→ Action item
Your task is to copy each line of the material that includes "title".

┌─ Information provided

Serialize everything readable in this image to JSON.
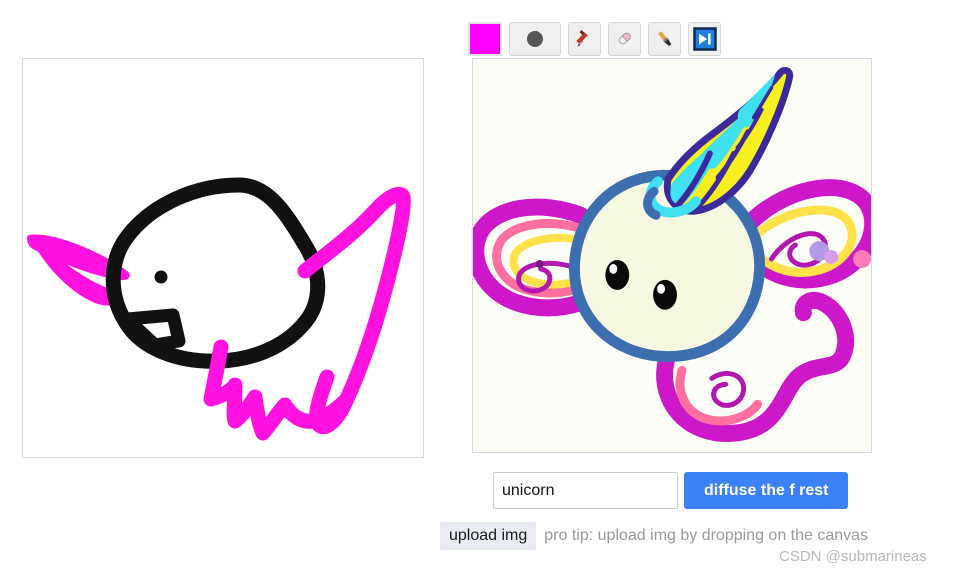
{
  "toolbar": {
    "color_swatch": {
      "name": "color-swatch",
      "value": "#ff00ff",
      "title": "color"
    },
    "items": [
      {
        "name": "brush-size-button",
        "icon": "dot-icon",
        "title": "brush size"
      },
      {
        "name": "pencil-tool-button",
        "icon": "pencil-icon",
        "title": "pencil"
      },
      {
        "name": "eraser-tool-button",
        "icon": "eraser-icon",
        "title": "eraser"
      },
      {
        "name": "paintbrush-tool-button",
        "icon": "paintbrush-icon",
        "title": "brush"
      },
      {
        "name": "step-forward-button",
        "icon": "step-forward-icon",
        "title": "play to next"
      }
    ]
  },
  "canvas_left": {
    "name": "drawing-canvas",
    "background": "#ffffff",
    "stroke_colors": {
      "black": "#111111",
      "magenta": "#ff11e0"
    },
    "description": "hand drawn doodle of a unicorn head: black head outline, black eye dot, black angular muzzle, magenta ear on the left and magenta mane and tail strokes on the right"
  },
  "canvas_right": {
    "name": "generated-image-canvas",
    "background": "#fdfdf8",
    "palette": {
      "face": "#f7f8e2",
      "face_outline": "#3d6fb0",
      "horn_yellow": "#f7ef1e",
      "horn_cyan": "#3fe0f0",
      "horn_outline": "#3b2a9c",
      "mane_magenta": "#cc18c8",
      "mane_pink": "#ff6fa0",
      "mane_yellow": "#ffe24a",
      "eye": "#0b0b0b",
      "dot_purple": "#b39ae8",
      "dot_pink": "#ff7ab8"
    },
    "description": "AI generated cartoon unicorn head with cream face, blue outline, spiral rainbow horn with yellow and cyan segments, magenta swirling mane and ears, two black eyes"
  },
  "prompt": {
    "name": "prompt-input",
    "value": "unicorn",
    "placeholder": "prompt"
  },
  "generate": {
    "name": "generate-button",
    "label": "diffuse the f rest",
    "color": "#3b82f6"
  },
  "upload": {
    "name": "upload-button",
    "label": "upload img"
  },
  "pro_tip": {
    "text": "pro tip: upload img by dropping on the canvas"
  },
  "watermark": {
    "text": "CSDN @submarineas"
  }
}
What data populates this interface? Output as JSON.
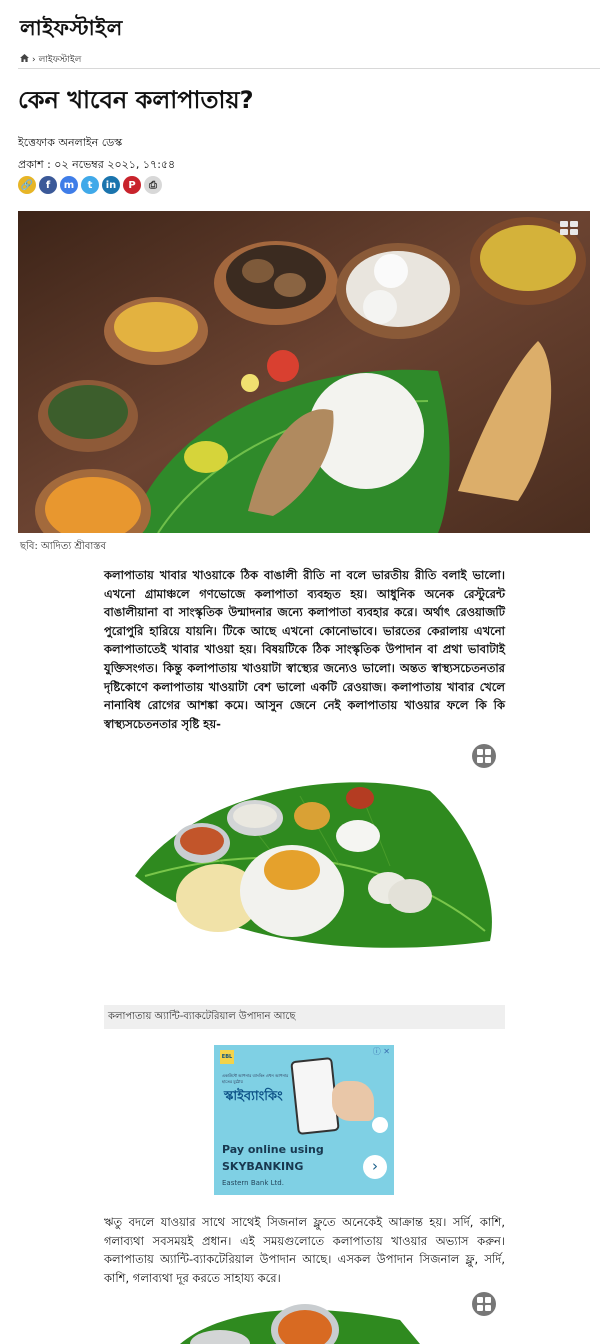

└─

→ Response to this task
      "title": "color"
        "title": "brush size"
        "title": "pencil"
        "title": "eraser"
        "title": "brush"
        "title": "play to next"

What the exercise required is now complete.